**Work item**.
The answer must restate every record word for word.

**Task input**.

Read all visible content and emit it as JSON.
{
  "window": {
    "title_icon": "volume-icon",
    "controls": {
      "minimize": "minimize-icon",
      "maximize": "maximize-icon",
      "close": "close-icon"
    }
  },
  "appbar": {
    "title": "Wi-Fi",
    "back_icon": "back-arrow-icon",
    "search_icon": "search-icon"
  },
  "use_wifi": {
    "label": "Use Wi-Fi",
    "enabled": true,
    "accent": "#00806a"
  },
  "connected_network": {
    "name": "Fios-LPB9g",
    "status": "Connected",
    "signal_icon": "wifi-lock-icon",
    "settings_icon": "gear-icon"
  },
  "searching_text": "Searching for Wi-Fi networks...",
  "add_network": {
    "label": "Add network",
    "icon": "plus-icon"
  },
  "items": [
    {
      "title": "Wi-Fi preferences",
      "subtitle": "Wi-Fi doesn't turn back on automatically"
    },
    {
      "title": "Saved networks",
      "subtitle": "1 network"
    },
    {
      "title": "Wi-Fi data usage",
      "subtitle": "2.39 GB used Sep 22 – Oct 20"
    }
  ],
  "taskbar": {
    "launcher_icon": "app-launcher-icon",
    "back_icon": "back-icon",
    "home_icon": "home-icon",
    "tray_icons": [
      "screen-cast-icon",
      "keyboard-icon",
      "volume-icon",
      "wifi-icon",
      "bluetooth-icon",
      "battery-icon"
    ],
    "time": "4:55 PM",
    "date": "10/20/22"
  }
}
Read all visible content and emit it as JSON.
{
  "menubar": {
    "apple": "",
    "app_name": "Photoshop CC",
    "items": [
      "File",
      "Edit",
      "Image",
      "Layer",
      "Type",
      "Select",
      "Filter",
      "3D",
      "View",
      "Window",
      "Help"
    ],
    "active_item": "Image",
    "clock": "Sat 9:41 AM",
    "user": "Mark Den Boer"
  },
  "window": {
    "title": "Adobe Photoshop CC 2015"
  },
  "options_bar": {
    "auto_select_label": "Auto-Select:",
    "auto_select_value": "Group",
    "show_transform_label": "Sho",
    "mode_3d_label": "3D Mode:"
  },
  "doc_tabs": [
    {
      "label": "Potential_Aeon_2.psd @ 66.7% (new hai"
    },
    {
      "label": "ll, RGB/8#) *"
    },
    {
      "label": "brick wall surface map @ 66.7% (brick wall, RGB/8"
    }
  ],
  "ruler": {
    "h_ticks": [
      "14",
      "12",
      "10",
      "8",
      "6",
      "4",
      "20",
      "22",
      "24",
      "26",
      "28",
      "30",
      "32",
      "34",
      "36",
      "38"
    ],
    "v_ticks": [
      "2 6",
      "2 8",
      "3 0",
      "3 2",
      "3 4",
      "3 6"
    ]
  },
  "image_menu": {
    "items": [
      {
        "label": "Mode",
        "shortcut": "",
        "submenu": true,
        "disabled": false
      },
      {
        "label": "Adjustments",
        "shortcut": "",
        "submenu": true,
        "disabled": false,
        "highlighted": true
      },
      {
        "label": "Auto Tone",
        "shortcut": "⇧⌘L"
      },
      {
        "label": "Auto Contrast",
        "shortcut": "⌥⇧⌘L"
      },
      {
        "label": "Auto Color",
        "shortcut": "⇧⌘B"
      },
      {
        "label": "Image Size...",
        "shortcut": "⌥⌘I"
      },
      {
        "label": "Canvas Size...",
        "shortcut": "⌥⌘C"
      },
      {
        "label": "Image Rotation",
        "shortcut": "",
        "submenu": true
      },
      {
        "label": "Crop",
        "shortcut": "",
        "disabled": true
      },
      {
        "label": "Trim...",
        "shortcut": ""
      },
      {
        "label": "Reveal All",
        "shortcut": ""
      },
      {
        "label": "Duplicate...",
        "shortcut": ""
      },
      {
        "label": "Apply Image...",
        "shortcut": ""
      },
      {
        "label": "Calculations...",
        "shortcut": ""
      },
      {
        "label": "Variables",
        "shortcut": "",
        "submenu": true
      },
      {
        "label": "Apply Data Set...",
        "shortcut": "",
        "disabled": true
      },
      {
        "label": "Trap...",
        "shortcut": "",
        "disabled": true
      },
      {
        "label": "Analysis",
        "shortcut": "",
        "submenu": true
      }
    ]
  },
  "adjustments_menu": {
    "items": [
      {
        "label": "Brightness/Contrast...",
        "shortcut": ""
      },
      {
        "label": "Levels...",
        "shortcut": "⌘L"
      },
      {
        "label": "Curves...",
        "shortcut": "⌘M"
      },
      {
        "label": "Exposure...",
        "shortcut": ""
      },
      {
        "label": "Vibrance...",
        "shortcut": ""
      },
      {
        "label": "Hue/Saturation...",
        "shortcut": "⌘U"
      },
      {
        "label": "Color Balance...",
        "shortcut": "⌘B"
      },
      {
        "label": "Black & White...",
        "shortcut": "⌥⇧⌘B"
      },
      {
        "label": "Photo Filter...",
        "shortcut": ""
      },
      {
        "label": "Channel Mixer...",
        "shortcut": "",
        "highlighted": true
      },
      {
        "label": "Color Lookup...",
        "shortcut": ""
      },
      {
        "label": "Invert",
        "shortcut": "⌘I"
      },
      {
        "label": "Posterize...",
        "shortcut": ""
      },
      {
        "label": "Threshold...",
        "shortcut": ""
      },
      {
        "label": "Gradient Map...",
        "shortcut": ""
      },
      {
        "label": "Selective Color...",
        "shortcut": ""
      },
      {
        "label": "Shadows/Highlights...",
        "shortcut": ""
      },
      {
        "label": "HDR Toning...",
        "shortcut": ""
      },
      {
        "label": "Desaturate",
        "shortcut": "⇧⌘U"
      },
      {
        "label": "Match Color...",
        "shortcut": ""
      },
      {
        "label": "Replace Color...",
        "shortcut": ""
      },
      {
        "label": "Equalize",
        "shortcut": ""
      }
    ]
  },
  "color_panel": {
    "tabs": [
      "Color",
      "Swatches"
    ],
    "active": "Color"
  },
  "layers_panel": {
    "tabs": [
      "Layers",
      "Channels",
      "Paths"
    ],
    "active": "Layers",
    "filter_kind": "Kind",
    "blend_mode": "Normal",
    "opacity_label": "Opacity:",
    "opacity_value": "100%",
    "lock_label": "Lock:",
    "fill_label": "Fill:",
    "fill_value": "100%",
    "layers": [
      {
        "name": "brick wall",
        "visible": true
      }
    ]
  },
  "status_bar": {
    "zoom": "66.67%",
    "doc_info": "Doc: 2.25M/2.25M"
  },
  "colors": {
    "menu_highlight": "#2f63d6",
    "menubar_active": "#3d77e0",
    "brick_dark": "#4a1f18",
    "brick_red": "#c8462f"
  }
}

**Task answer**.
Read all visible content and emit it as JSON.
{
  "window": {
    "title_icon": "volume-icon",
    "controls": {
      "minimize": "minimize-icon",
      "maximize": "maximize-icon",
      "close": "close-icon"
    }
  },
  "appbar": {
    "title": "Wi-Fi",
    "back_icon": "back-arrow-icon",
    "search_icon": "search-icon"
  },
  "use_wifi": {
    "label": "Use Wi-Fi",
    "enabled": true,
    "accent": "#00806a"
  },
  "connected_network": {
    "name": "Fios-LPB9g",
    "status": "Connected",
    "signal_icon": "wifi-lock-icon",
    "settings_icon": "gear-icon"
  },
  "searching_text": "Searching for Wi-Fi networks...",
  "add_network": {
    "label": "Add network",
    "icon": "plus-icon"
  },
  "items": [
    {
      "title": "Wi-Fi preferences",
      "subtitle": "Wi-Fi doesn't turn back on automatically"
    },
    {
      "title": "Saved networks",
      "subtitle": "1 network"
    },
    {
      "title": "Wi-Fi data usage",
      "subtitle": "2.39 GB used Sep 22 – Oct 20"
    }
  ],
  "taskbar": {
    "launcher_icon": "app-launcher-icon",
    "back_icon": "back-icon",
    "home_icon": "home-icon",
    "tray_icons": [
      "screen-cast-icon",
      "keyboard-icon",
      "volume-icon",
      "wifi-icon",
      "bluetooth-icon",
      "battery-icon"
    ],
    "time": "4:55 PM",
    "date": "10/20/22"
  }
}
Read all visible content and emit it as JSON.
{
  "menubar": {
    "apple": "",
    "app_name": "Photoshop CC",
    "items": [
      "File",
      "Edit",
      "Image",
      "Layer",
      "Type",
      "Select",
      "Filter",
      "3D",
      "View",
      "Window",
      "Help"
    ],
    "active_item": "Image",
    "clock": "Sat 9:41 AM",
    "user": "Mark Den Boer"
  },
  "window": {
    "title": "Adobe Photoshop CC 2015"
  },
  "options_bar": {
    "auto_select_label": "Auto-Select:",
    "auto_select_value": "Group",
    "show_transform_label": "Sho",
    "mode_3d_label": "3D Mode:"
  },
  "doc_tabs": [
    {
      "label": "Potential_Aeon_2.psd @ 66.7% (new hai"
    },
    {
      "label": "ll, RGB/8#) *"
    },
    {
      "label": "brick wall surface map @ 66.7% (brick wall, RGB/8"
    }
  ],
  "ruler": {
    "h_ticks": [
      "14",
      "12",
      "10",
      "8",
      "6",
      "4",
      "20",
      "22",
      "24",
      "26",
      "28",
      "30",
      "32",
      "34",
      "36",
      "38"
    ],
    "v_ticks": [
      "2 6",
      "2 8",
      "3 0",
      "3 2",
      "3 4",
      "3 6"
    ]
  },
  "image_menu": {
    "items": [
      {
        "label": "Mode",
        "shortcut": "",
        "submenu": true,
        "disabled": false
      },
      {
        "label": "Adjustments",
        "shortcut": "",
        "submenu": true,
        "disabled": false,
        "highlighted": true
      },
      {
        "label": "Auto Tone",
        "shortcut": "⇧⌘L"
      },
      {
        "label": "Auto Contrast",
        "shortcut": "⌥⇧⌘L"
      },
      {
        "label": "Auto Color",
        "shortcut": "⇧⌘B"
      },
      {
        "label": "Image Size...",
        "shortcut": "⌥⌘I"
      },
      {
        "label": "Canvas Size...",
        "shortcut": "⌥⌘C"
      },
      {
        "label": "Image Rotation",
        "shortcut": "",
        "submenu": true
      },
      {
        "label": "Crop",
        "shortcut": "",
        "disabled": true
      },
      {
        "label": "Trim...",
        "shortcut": ""
      },
      {
        "label": "Reveal All",
        "shortcut": ""
      },
      {
        "label": "Duplicate...",
        "shortcut": ""
      },
      {
        "label": "Apply Image...",
        "shortcut": ""
      },
      {
        "label": "Calculations...",
        "shortcut": ""
      },
      {
        "label": "Variables",
        "shortcut": "",
        "submenu": true
      },
      {
        "label": "Apply Data Set...",
        "shortcut": "",
        "disabled": true
      },
      {
        "label": "Trap...",
        "shortcut": "",
        "disabled": true
      },
      {
        "label": "Analysis",
        "shortcut": "",
        "submenu": true
      }
    ]
  },
  "adjustments_menu": {
    "items": [
      {
        "label": "Brightness/Contrast...",
        "shortcut": ""
      },
      {
        "label": "Levels...",
        "shortcut": "⌘L"
      },
      {
        "label": "Curves...",
        "shortcut": "⌘M"
      },
      {
        "label": "Exposure...",
        "shortcut": ""
      },
      {
        "label": "Vibrance...",
        "shortcut": ""
      },
      {
        "label": "Hue/Saturation...",
        "shortcut": "⌘U"
      },
      {
        "label": "Color Balance...",
        "shortcut": "⌘B"
      },
      {
        "label": "Black & White...",
        "shortcut": "⌥⇧⌘B"
      },
      {
        "label": "Photo Filter...",
        "shortcut": ""
      },
      {
        "label": "Channel Mixer...",
        "shortcut": "",
        "highlighted": true
      },
      {
        "label": "Color Lookup...",
        "shortcut": ""
      },
      {
        "label": "Invert",
        "shortcut": "⌘I"
      },
      {
        "label": "Posterize...",
        "shortcut": ""
      },
      {
        "label": "Threshold...",
        "shortcut": ""
      },
      {
        "label": "Gradient Map...",
        "shortcut": ""
      },
      {
        "label": "Selective Color...",
        "shortcut": ""
      },
      {
        "label": "Shadows/Highlights...",
        "shortcut": ""
      },
      {
        "label": "HDR Toning...",
        "shortcut": ""
      },
      {
        "label": "Desaturate",
        "shortcut": "⇧⌘U"
      },
      {
        "label": "Match Color...",
        "shortcut": ""
      },
      {
        "label": "Replace Color...",
        "shortcut": ""
      },
      {
        "label": "Equalize",
        "shortcut": ""
      }
    ]
  },
  "color_panel": {
    "tabs": [
      "Color",
      "Swatches"
    ],
    "active": "Color"
  },
  "layers_panel": {
    "tabs": [
      "Layers",
      "Channels",
      "Paths"
    ],
    "active": "Layers",
    "filter_kind": "Kind",
    "blend_mode": "Normal",
    "opacity_label": "Opacity:",
    "opacity_value": "100%",
    "lock_label": "Lock:",
    "fill_label": "Fill:",
    "fill_value": "100%",
    "layers": [
      {
        "name": "brick wall",
        "visible": true
      }
    ]
  },
  "status_bar": {
    "zoom": "66.67%",
    "doc_info": "Doc: 2.25M/2.25M"
  },
  "colors": {
    "menu_highlight": "#2f63d6",
    "menubar_active": "#3d77e0",
    "brick_dark": "#4a1f18",
    "brick_red": "#c8462f"
  }
}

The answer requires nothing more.